Overall, the S&P 500 index doesn't look very expensive. It is trading at about 15x forward estimates. Historically, the index has averaged a trailing P/E of about 15 since 1920. It is, however, well off the low valuations of March 2009.
So, the current S&P 500 is not "cheap" and it's not "expensive." It is within the range of the average valuation for the index.
P/Es Over 50 Make a Comeback
Part of the fear about stocks now being too expensive comes from some prominent companies now trading well above the overall S&P 500 average. Lots of investors follow these companies.
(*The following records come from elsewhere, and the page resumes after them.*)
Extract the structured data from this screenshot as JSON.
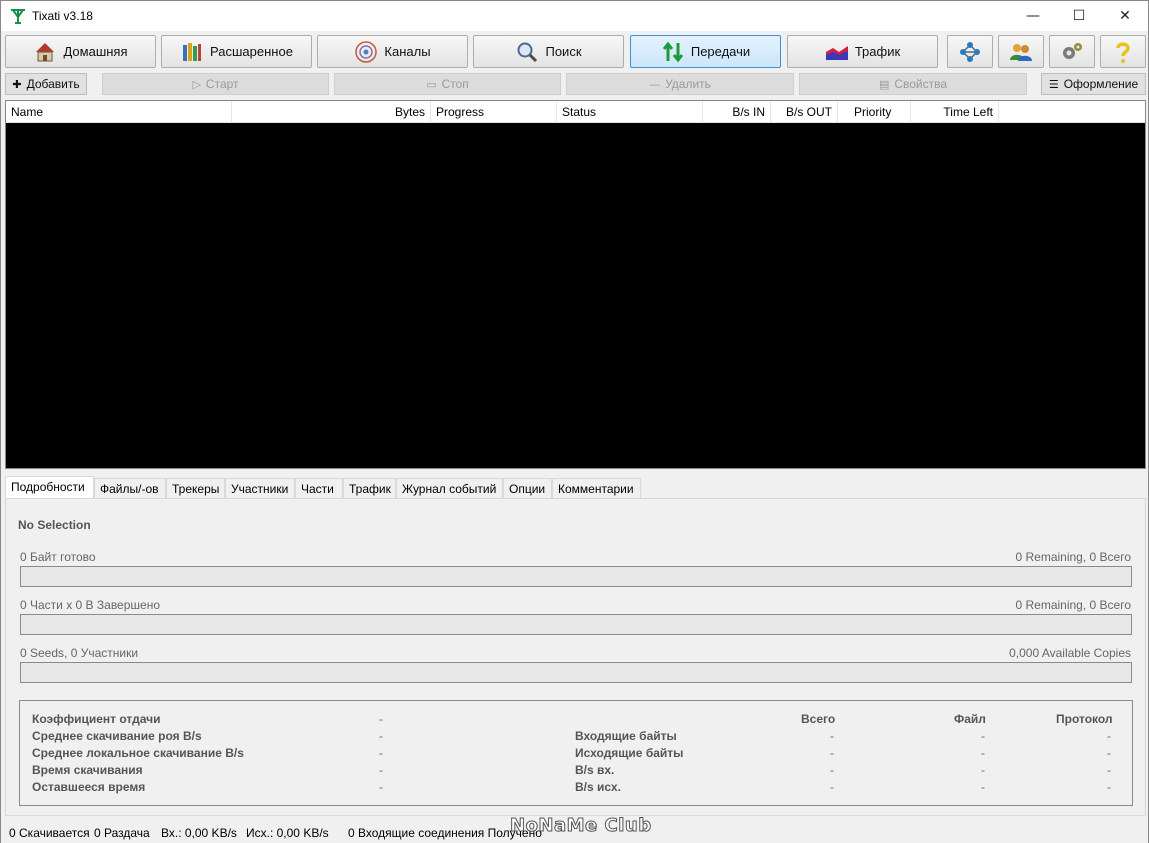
{
  "window": {
    "title": "Tixati v3.18",
    "controls": [
      "—",
      "☐",
      "✕"
    ]
  },
  "nav": {
    "items": [
      {
        "label": "Домашняя",
        "icon": "home-icon"
      },
      {
        "label": "Расшаренное",
        "icon": "books-icon"
      },
      {
        "label": "Каналы",
        "icon": "broadcast-icon"
      },
      {
        "label": "Поиск",
        "icon": "magnifier-icon"
      },
      {
        "label": "Передачи",
        "icon": "transfer-arrows-icon",
        "active": true
      },
      {
        "label": "Трафик",
        "icon": "traffic-chart-icon"
      }
    ],
    "icon_buttons": [
      "network-icon",
      "users-icon",
      "gears-icon",
      "help-icon"
    ]
  },
  "actions": {
    "add": "Добавить",
    "start": "Старт",
    "stop": "Стоп",
    "remove": "Удалить",
    "properties": "Свойства",
    "layout": "Оформление"
  },
  "list": {
    "columns": [
      "Name",
      "Bytes",
      "Progress",
      "Status",
      "B/s IN",
      "B/s OUT",
      "Priority",
      "Time Left"
    ]
  },
  "tabs": [
    "Подробности",
    "Файлы/-ов",
    "Трекеры",
    "Участники",
    "Части",
    "Трафик",
    "Журнал событий",
    "Опции",
    "Комментарии"
  ],
  "details": {
    "selection": "No Selection",
    "bytes_done": "0 Байт готово",
    "bytes_remaining": "0 Remaining,  0 Всего",
    "pieces_done": "0 Части  x  0 В Завершено",
    "pieces_remaining": "0 Remaining,  0 Всего",
    "peers": "0 Seeds, 0 Участники",
    "available_copies": "0,000 Available Copies",
    "stats_left": [
      {
        "label": "Коэффициент отдачи",
        "value": "-"
      },
      {
        "label": "Среднее скачивание роя B/s",
        "value": "-"
      },
      {
        "label": "Среднее локальное скачивание B/s",
        "value": "-"
      },
      {
        "label": "Время скачивания",
        "value": "-"
      },
      {
        "label": "Оставшееся время",
        "value": "-"
      }
    ],
    "stats_headers": [
      "Всего",
      "Файл",
      "Протокол"
    ],
    "stats_right": [
      {
        "label": "Входящие байты",
        "values": [
          "-",
          "-",
          "-"
        ]
      },
      {
        "label": "Исходящие байты",
        "values": [
          "-",
          "-",
          "-"
        ]
      },
      {
        "label": "B/s вх.",
        "values": [
          "-",
          "-",
          "-"
        ]
      },
      {
        "label": "B/s исх.",
        "values": [
          "-",
          "-",
          "-"
        ]
      }
    ]
  },
  "status": {
    "downloading": "0 Скачивается",
    "seeding": "0 Раздача",
    "in_rate": "Вх.: 0,00 KB/s",
    "out_rate": "Исх.: 0,00 KB/s",
    "incoming": "0 Входящие соединения Получено"
  },
  "watermark": "NoNaMe Club"
}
Out of the S&P 500, 12% of companies are now trading at 25x forward estimates or higher. These stocks would be considered "expensive" by historical standards.
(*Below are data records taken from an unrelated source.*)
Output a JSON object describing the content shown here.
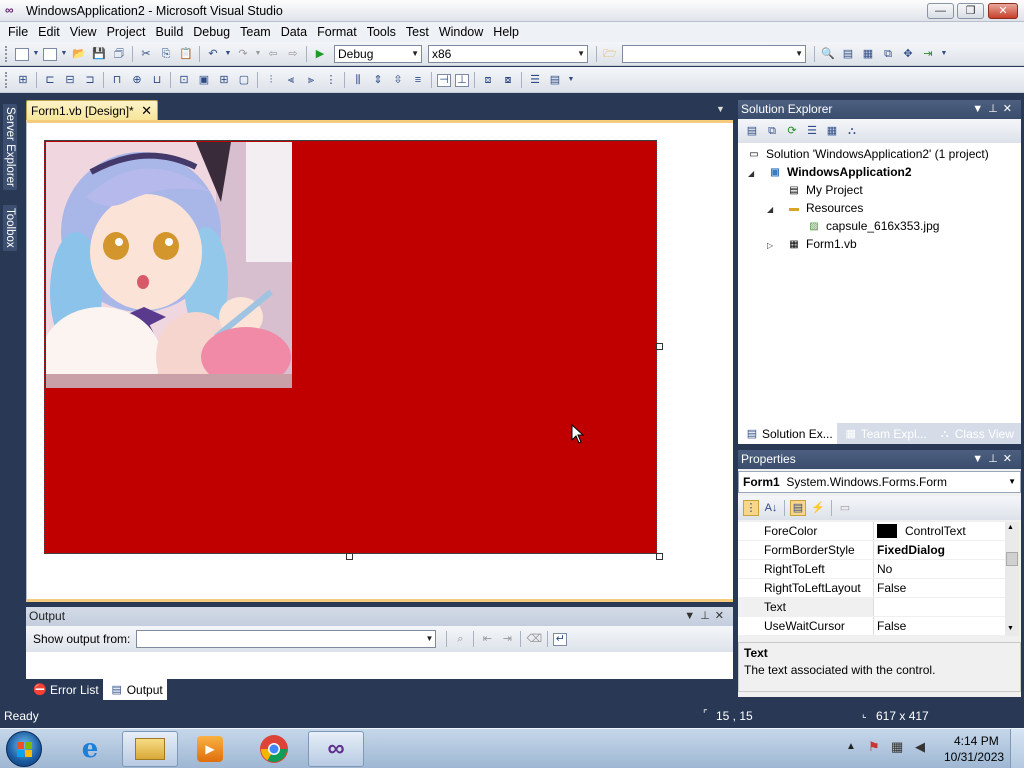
{
  "window": {
    "title": "WindowsApplication2 - Microsoft Visual Studio",
    "app_icon": "visual-studio-icon"
  },
  "menubar": [
    "File",
    "Edit",
    "View",
    "Project",
    "Build",
    "Debug",
    "Team",
    "Data",
    "Format",
    "Tools",
    "Test",
    "Window",
    "Help"
  ],
  "toolbar": {
    "config": "Debug",
    "platform": "x86",
    "search_value": ""
  },
  "side_tabs": [
    "Server Explorer",
    "Toolbox"
  ],
  "document_tab": {
    "label": "Form1.vb [Design]*"
  },
  "solution_explorer": {
    "title": "Solution Explorer",
    "items": [
      {
        "label": "Solution 'WindowsApplication2' (1 project)",
        "icon": "solution-icon"
      },
      {
        "label": "WindowsApplication2",
        "icon": "vb-project-icon",
        "bold": true
      },
      {
        "label": "My Project",
        "icon": "my-project-icon"
      },
      {
        "label": "Resources",
        "icon": "folder-icon"
      },
      {
        "label": "capsule_616x353.jpg",
        "icon": "image-file-icon"
      },
      {
        "label": "Form1.vb",
        "icon": "form-file-icon"
      }
    ],
    "tabs": [
      "Solution Ex...",
      "Team Expl...",
      "Class View"
    ]
  },
  "properties": {
    "title": "Properties",
    "object": "Form1",
    "object_type": "System.Windows.Forms.Form",
    "rows": [
      {
        "name": "ForeColor",
        "value": "ControlText",
        "swatch": "#000000"
      },
      {
        "name": "FormBorderStyle",
        "value": "FixedDialog",
        "bold": true
      },
      {
        "name": "RightToLeft",
        "value": "No"
      },
      {
        "name": "RightToLeftLayout",
        "value": "False"
      },
      {
        "name": "Text",
        "value": ""
      },
      {
        "name": "UseWaitCursor",
        "value": "False"
      }
    ],
    "desc_title": "Text",
    "desc_text": "The text associated with the control."
  },
  "output": {
    "title": "Output",
    "show_from_label": "Show output from:",
    "show_from_value": "",
    "tabs": [
      "Error List",
      "Output"
    ]
  },
  "status": {
    "text": "Ready",
    "position": "15 , 15",
    "size": "617 x 417"
  },
  "taskbar": {
    "time": "4:14 PM",
    "date": "10/31/2023",
    "apps": [
      "internet-explorer-icon",
      "file-explorer-icon",
      "media-player-icon",
      "chrome-icon",
      "visual-studio-icon"
    ]
  },
  "colors": {
    "form_backcolor": "#C00000",
    "chrome_dark": "#293955"
  }
}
Out of the expensive stocks, 18 companies in the S&P 500 are trading with forward P/Es of 50 or higher. This list includes some investor favorites such as Amazon.com (AMZN) trading with a P/E of 67 and Wynn Resorts (WYNN) at 68 times forward estimates.
Looking outside of the S&P 500, you can find some other investor favorites also trading with nose-bleed forward P/Es such as Netflix (NFLX) at 61 and Baidu.com (BIDU), the Chinese Internet search engine, with the sky-high P/E ratio of 76.
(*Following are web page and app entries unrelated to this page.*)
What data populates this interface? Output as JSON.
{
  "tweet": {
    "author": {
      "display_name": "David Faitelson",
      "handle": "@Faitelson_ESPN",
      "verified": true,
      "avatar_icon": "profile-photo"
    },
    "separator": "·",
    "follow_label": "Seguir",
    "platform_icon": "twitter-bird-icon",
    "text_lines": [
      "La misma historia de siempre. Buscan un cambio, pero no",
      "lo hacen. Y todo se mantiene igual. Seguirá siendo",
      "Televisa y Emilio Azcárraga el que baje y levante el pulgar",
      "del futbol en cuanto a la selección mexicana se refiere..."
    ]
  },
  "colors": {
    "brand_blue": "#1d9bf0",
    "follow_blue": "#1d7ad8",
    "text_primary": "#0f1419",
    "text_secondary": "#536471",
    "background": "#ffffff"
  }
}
Don't Ignore Valuations
There have always been some "expensive" stocks. But two years after the worldwide stock market crash, are nose-bleed level P/Es a sign of some irrational exuberance starting to percolate in equities or that healthy risk has returned?
As this rally picks up speed, investors should be watching P/E ratios for signs of overheating. While overall, stocks aren't expensive right now, the P/E ratio has only been moving one way the last several months: higher. And some individual stocks may simply be too hot to handle.
15 Stocks With Forward P/E Ratios Over 50
|Company||Ticker||Forward P/E Ratio|
|Las Vegas Sands||LVS||52.5|
|Robert Half Int'l||RHI||63.9|